Additionally, records-checking and extensive questioning differ from detaining someone to conduct a canine sniff on that person’s car. During argument, Justice Alito was adamant on making counsel for Rodriguez distinguish records-checking or prolonged questioning after a stop—which courts have allowed—from a post-stop canine sniff. Though counsel for Rodriguez did not articulate this argument, questioning is radically different from a sniff dog in that one can refuse to answer a question—especially when one has not been arrested. By contrast, one cannot refuse a sniff from a dog walking around a car, like Rodriguez. Another argument brought up by Justice Roberts is that records-checking and questioning allow for the officer’s safety during the stop, as the officers should “know who he is dealing with.”24 However, once the stop is over, the officer should no longer be concerned for safety as the driver is supposed to leave. Finally, records-checking and questioning have long been accepted as part of a traffic stop, while even Anders conceded that canine sniffs were not part of the ordinary routine.25
Rodriguez should be reversed for policy reasons as well, as Justice Sotomayor tried to help counsel for Rodriguez articulate.26 A reasonableness test is likely to enable racial profiling, as minorities are statistically more likely to be stopped than white drivers.27 In contrast, a brightline rule is more likely to protect innocent motorists, including minority drivers, from unreasonable searches.
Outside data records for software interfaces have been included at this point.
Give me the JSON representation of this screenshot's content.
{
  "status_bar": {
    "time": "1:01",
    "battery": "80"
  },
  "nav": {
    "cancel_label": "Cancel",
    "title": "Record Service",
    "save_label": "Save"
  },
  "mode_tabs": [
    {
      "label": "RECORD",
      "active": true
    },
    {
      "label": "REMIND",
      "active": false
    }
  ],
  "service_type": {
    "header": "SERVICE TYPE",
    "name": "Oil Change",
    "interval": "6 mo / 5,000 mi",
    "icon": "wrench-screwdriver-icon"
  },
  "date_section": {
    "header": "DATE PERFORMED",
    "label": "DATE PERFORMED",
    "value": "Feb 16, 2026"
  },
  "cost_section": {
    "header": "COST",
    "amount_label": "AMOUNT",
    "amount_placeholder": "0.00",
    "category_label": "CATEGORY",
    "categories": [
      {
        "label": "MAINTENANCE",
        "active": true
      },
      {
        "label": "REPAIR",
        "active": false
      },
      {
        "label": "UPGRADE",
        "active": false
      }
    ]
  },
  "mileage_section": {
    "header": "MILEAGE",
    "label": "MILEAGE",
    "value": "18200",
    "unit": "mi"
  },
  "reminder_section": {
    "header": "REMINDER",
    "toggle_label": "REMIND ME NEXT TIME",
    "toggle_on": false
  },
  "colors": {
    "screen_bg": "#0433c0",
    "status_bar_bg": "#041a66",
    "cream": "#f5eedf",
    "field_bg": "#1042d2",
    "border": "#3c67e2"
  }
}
For these reasons, the Court should reverse the Eight Circuit’s decision in Rodriguez and limit officers’ ability to detain individuals without reasonable suspicion, even though the Justices sounded divided during argument. The de minimis exception should not engulf the point of the Fourth Amendment, which is to protect individuals’ rights, not to promote general public safety.